All in the family: Halos draft Dana brothers on Day 3
As the youngest of three baseball-playing brothers, Caden Dana has surely spent most of his life following in his older siblings’ footsteps. But on Tuesday, it was older brother Casey who found himself taking his younger brother’s lead.
One of the top-ranked prospects available entering the third and final day of the 2022 MLB Draft, Caden -- a right-handed pitcher out of Don Bosco Prep (N.J.) -- didn’t have to wait long before the Angels took him in the 11th round (No. 328 overall). As special as that moment was, it became that much more significant approximately an hour later, when the Halos also selected Casey -- an outfielder from the University of Connecticut -- in the 16th round (No. 478 overall).
“Casey was the guy we were targeting as a Draft pick to begin with,” Angels amateur scouting director Tim McIlvaine said. “Then, once it came together that we took his brother [Caden] with our first pick of Day 3, we knew we had to get Casey.

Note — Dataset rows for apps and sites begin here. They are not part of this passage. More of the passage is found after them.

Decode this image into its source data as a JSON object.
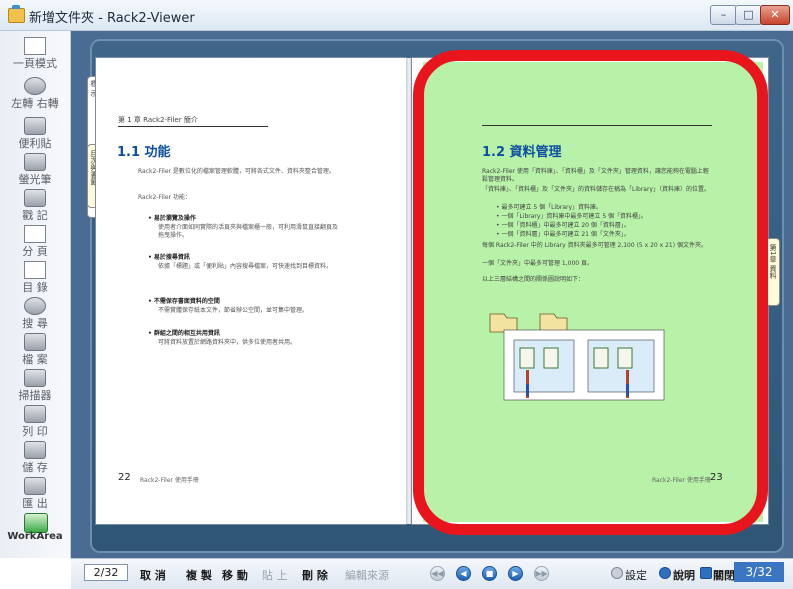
{
  "window": {
    "title": "新增文件夾 - Rack2-Viewer",
    "buttons": {
      "minimize": "–",
      "maximize": "□",
      "close": "✕"
    }
  },
  "toolbar": {
    "items": [
      {
        "label": "一頁模式",
        "icon": "single-page-icon"
      },
      {
        "label": "左轉 右轉",
        "icon": "rotate-icon"
      },
      {
        "label": "便利貼",
        "icon": "sticky-note-icon"
      },
      {
        "label": "螢光筆",
        "icon": "highlighter-icon"
      },
      {
        "label": "戳 記",
        "icon": "stamp-icon"
      },
      {
        "label": "分 頁",
        "icon": "split-page-icon"
      },
      {
        "label": "目 錄",
        "icon": "toc-icon"
      },
      {
        "label": "搜 尋",
        "icon": "search-icon"
      },
      {
        "label": "檔 案",
        "icon": "file-icon"
      },
      {
        "label": "掃描器",
        "icon": "scanner-icon"
      },
      {
        "label": "列 印",
        "icon": "printer-icon"
      },
      {
        "label": "儲 存",
        "icon": "save-icon"
      },
      {
        "label": "匯 出",
        "icon": "export-icon"
      },
      {
        "label": "WorkArea",
        "icon": "workarea-icon"
      }
    ]
  },
  "book": {
    "left_tab": "標 示",
    "left_tab2": "目次與書籤",
    "right_tab": "第1章 資料",
    "left_page": {
      "chapter": "第 1 章 Rack2-Filer 簡介",
      "title": "1.1  功能",
      "intro": "Rack2-Filer 是數位化的檔案管理軟體，可將各式文件、資料夾整合管理。",
      "intro2": "Rack2-Filer 功能：",
      "bullets": [
        {
          "head": "• 易於瀏覽及操作",
          "body": "使用者介面如同實際的活頁夾與檔案櫃一般，可利用滑鼠直接翻頁及拖曳操作。"
        },
        {
          "head": "• 易於搜尋資訊",
          "body": "依據「標題」或「便利貼」內容搜尋檔案，可快速找到目標資料。"
        },
        {
          "head": "• 不需保存書面資料的空間",
          "body": "不需實體保存紙本文件，節省辦公空間，並可集中管理。"
        },
        {
          "head": "• 群組之間的相互共用資訊",
          "body": "可將資料放置於網路資料夾中，供多位使用者共用。"
        }
      ],
      "page_number": "22",
      "footer": "Rack2-Filer 使用手冊"
    },
    "right_page": {
      "title": "1.2  資料管理",
      "paragraphs": [
        "Rack2-Filer 使用「資料庫」、「資料櫃」及「文件夾」管理資料，讓您能夠在電腦上輕鬆管理資料。",
        "「資料庫」、「資料櫃」及「文件夾」的資料儲存在稱為「Library」（資料庫）的位置。",
        "• 最多可建立 5 個「Library」資料庫。",
        "• 一個「Library」資料庫中最多可建立 5 個「資料櫃」。",
        "• 一個「資料櫃」中最多可建立 20 個「資料層」。",
        "• 一個「資料層」中最多可建立 21 個「文件夾」。",
        "每個 Rack2-Filer 中的 Library 資料夾最多可管理 2,100 (5 x 20 x 21) 個文件夾。",
        "一個「文件夾」中最多可管理 1,000 頁。",
        "以上三層結構之間的關係圖說明如下："
      ],
      "page_number": "23",
      "footer": "Rack2-Filer 使用手冊"
    }
  },
  "bottombar": {
    "page_input": "2/32",
    "buttons": [
      "取 消",
      "複 製",
      "移 動",
      "貼 上",
      "刪 除"
    ],
    "edit_source": "編輯來源",
    "settings": "設定",
    "help": "說明",
    "close": "關閉",
    "page_count": "3/32"
  },
  "colors": {
    "highlight": "#b8f2a8",
    "annotation": "#e8151c",
    "heading": "#0e4fa3",
    "frame": "#4a6c92"
  }
}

“We’re glad to keep them together and can’t wait to see where this story goes. I think it’ll be really fun.”
With their selections, the duo joins their oldest brother -- Cullen, a 30th-round pick by the Padres in 2018 -- as MLB draftees.
Caden, the No. 119 prospect in the Draft according to MLB Pipeline, has drawn comparisons to Angels starter Noah Syndergaard, both in terms of his physicality and his flowing locks.
The 6-foot-4 pitcher was up to 95 mph consistently this spring and touched higher than that in shorter stints last summer, showing the ability to hold his velocity deep into outings.
Caden’s fastball can straighten out at times, but he tends to command the pitch pretty well. His ability to land his breaking ball, a real bat-missing curve -- a hard downer thrown around 75-76 mph that flashes plus -- for strikes more consistently will be key to keep hitters from cheating on the heater. The pitcher also boasts a changeup, but it will need work at the next level.
The key in Caden’s development, much like a lot of young power pitchers, will be his command.
Casey, on the other hand, played his first four collegiate seasons at Seton Hall before transferring to Connecticut last summer. With the Huskies, he hit .313 with 21 doubles and 12 home runs in 2022. He flashed his power and production that impressed the Angel’s scouts, but the thing that won them over about Casey was his toughness.
“He’s a tough kid,” McIlvaine said. “He got 28 stitches and only missed two days and in the next series he went 8-for-13 in that series. The numbers [are impressive, too] as he had .926 OPS with 12 homers. He hit a few really long homers when we had guys in attendance so he was a guy we were targeting.”